Please copy every line of the records below that holds the word "cube".
Start of Source information
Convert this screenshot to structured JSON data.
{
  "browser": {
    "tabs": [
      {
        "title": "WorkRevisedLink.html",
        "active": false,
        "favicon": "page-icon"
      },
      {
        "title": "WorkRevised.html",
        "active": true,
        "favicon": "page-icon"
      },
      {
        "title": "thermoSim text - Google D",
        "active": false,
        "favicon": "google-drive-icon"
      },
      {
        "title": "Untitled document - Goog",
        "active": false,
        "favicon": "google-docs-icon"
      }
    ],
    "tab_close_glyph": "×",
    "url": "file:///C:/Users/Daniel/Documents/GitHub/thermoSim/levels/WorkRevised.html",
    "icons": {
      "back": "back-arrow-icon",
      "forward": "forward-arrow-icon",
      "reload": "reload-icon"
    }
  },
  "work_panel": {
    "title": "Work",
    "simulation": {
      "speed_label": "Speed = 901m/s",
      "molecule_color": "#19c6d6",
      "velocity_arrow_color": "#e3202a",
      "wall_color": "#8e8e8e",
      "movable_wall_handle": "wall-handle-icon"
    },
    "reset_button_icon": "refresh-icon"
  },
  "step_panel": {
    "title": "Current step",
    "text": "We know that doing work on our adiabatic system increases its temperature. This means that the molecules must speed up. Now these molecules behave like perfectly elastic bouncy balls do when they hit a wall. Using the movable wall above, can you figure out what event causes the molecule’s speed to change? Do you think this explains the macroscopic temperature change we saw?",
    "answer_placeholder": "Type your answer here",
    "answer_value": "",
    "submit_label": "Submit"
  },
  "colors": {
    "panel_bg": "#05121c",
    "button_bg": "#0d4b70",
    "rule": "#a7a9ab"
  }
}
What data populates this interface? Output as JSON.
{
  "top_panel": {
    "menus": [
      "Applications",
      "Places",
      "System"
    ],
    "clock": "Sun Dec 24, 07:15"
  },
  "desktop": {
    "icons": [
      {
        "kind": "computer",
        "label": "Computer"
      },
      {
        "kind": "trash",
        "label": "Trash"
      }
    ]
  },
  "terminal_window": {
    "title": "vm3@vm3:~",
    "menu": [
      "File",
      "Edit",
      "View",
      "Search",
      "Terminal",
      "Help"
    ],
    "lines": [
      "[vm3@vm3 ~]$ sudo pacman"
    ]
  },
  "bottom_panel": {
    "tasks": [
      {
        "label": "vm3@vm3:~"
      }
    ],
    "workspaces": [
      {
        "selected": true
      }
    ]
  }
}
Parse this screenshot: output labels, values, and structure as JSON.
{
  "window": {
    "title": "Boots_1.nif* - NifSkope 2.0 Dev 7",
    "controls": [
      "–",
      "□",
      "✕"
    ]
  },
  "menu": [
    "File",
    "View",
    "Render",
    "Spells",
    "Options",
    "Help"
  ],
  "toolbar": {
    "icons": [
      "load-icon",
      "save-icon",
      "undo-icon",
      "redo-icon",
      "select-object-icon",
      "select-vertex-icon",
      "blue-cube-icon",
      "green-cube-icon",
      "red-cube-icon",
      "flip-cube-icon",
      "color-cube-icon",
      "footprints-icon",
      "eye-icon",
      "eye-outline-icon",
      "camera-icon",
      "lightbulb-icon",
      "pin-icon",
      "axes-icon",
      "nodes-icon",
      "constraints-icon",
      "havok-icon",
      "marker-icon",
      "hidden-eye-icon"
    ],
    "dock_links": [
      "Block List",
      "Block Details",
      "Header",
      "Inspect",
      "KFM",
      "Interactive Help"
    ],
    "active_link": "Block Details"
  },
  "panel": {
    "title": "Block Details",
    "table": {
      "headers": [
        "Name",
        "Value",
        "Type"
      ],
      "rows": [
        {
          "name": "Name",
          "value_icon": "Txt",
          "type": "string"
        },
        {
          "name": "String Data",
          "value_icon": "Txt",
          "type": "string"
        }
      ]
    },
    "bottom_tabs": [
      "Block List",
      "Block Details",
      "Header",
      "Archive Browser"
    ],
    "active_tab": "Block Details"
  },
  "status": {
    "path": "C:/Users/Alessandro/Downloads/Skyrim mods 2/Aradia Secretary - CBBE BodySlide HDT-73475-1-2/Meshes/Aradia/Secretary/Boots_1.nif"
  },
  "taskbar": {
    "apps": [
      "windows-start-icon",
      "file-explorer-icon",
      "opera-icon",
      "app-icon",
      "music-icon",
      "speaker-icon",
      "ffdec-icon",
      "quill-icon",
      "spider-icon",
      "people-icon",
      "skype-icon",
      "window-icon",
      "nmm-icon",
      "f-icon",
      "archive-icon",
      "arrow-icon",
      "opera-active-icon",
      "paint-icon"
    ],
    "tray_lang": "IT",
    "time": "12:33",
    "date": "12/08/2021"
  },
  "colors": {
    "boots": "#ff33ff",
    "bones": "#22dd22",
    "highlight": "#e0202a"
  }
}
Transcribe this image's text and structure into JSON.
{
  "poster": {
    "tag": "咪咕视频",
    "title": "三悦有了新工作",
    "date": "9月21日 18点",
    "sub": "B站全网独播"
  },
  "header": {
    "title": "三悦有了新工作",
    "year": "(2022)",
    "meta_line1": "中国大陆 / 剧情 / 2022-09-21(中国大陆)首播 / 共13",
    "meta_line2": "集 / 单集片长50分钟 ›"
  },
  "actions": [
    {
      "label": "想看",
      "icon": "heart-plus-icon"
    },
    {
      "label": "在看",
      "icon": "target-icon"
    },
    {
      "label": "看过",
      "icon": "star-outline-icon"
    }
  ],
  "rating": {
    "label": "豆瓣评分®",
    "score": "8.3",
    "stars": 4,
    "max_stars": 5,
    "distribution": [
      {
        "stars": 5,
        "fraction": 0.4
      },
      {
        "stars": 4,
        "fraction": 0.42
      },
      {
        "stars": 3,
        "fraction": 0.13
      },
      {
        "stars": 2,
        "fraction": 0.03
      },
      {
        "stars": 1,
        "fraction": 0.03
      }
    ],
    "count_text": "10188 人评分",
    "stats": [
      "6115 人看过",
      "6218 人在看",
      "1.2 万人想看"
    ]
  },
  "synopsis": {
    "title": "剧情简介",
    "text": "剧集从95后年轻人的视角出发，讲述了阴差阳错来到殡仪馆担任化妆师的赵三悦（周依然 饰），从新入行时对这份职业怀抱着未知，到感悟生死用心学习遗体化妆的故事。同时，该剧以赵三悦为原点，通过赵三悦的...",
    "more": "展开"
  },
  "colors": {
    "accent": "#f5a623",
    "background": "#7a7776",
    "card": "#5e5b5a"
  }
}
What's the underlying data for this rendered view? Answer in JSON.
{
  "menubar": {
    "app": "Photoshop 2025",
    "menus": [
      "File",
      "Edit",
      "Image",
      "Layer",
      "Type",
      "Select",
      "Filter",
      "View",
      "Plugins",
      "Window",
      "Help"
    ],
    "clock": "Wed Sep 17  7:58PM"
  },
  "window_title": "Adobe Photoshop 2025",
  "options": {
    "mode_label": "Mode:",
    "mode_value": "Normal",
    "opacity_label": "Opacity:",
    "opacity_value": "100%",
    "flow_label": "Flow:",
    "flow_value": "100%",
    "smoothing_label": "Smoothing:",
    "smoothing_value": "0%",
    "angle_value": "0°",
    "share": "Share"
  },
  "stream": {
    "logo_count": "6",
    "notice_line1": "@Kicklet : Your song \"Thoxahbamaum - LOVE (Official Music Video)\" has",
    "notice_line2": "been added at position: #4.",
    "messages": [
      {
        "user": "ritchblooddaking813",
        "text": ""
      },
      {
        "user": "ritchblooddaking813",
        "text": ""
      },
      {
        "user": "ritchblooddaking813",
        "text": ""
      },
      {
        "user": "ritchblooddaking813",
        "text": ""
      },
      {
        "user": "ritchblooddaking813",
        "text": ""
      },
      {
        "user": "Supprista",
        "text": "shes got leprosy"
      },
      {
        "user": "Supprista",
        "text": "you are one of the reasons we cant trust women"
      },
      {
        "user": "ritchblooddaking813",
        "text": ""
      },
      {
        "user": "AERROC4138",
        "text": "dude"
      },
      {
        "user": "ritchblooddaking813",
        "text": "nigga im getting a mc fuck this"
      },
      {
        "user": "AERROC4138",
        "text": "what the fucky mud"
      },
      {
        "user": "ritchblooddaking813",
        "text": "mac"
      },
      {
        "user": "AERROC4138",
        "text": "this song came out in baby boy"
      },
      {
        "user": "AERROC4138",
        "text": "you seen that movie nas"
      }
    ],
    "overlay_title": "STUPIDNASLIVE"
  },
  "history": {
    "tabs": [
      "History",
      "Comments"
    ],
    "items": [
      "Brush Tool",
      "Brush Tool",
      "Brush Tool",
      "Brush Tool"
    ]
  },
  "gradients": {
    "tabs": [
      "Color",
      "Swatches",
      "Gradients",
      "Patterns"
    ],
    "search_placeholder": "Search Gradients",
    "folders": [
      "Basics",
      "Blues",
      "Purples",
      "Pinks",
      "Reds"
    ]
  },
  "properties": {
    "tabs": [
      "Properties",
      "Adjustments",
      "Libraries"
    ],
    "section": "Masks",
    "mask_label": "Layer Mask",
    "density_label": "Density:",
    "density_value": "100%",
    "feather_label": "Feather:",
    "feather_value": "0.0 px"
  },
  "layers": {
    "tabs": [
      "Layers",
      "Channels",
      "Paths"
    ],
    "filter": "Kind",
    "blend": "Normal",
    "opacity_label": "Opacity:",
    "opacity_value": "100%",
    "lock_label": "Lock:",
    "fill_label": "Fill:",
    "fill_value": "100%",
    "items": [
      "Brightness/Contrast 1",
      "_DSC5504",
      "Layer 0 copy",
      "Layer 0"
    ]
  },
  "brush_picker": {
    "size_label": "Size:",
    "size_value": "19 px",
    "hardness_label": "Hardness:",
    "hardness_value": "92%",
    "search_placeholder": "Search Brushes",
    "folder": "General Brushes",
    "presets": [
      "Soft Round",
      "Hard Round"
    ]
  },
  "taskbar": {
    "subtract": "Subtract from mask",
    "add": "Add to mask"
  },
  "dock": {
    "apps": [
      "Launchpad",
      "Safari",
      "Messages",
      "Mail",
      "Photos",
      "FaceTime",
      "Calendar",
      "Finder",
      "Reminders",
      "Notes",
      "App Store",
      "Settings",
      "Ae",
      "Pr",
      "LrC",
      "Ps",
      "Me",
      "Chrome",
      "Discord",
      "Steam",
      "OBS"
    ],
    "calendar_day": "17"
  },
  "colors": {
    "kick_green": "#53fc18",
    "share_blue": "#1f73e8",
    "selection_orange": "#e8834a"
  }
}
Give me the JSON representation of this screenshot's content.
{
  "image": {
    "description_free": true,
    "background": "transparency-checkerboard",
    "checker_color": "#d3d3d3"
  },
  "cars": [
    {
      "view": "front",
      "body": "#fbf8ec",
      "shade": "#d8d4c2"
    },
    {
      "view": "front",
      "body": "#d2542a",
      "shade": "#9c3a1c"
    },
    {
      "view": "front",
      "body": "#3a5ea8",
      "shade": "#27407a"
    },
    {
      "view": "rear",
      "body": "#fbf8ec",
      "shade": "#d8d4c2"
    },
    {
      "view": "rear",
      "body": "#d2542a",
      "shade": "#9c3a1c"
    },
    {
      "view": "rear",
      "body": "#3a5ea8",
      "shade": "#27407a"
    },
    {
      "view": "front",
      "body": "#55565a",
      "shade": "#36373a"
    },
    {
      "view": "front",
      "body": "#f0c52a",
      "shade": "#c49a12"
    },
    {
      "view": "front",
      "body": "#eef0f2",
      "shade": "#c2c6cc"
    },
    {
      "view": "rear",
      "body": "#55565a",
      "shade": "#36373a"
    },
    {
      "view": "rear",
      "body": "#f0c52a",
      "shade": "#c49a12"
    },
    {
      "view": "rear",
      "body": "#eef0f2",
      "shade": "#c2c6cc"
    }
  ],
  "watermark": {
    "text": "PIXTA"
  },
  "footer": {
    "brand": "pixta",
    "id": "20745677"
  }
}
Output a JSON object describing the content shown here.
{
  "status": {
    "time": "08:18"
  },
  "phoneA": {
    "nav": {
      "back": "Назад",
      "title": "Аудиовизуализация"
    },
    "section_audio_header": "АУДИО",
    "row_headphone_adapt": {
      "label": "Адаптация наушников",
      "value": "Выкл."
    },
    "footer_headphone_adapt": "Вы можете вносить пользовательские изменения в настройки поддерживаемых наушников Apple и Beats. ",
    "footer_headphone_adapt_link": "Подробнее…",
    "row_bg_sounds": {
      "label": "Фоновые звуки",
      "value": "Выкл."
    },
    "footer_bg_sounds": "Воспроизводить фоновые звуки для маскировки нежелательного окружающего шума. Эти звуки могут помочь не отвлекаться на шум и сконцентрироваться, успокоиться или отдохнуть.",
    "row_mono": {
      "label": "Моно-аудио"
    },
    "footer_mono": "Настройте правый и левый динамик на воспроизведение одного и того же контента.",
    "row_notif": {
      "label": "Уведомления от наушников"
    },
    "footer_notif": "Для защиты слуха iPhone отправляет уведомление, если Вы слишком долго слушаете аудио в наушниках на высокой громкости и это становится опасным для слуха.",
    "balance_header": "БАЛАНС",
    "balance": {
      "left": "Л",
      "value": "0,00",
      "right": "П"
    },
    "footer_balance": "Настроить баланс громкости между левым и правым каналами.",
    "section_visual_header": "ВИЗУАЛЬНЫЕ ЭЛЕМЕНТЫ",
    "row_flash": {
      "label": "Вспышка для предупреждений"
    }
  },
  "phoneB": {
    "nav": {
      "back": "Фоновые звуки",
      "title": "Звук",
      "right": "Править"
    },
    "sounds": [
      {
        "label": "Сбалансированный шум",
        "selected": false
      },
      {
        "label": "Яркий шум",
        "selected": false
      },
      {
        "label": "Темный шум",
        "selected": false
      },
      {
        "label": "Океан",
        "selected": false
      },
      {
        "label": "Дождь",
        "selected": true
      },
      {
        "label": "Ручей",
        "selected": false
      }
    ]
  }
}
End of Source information
- Response:
      "blue-cube-icon",
      "green-cube-icon",
      "red-cube-icon",
      "flip-cube-icon",
      "color-cube-icon",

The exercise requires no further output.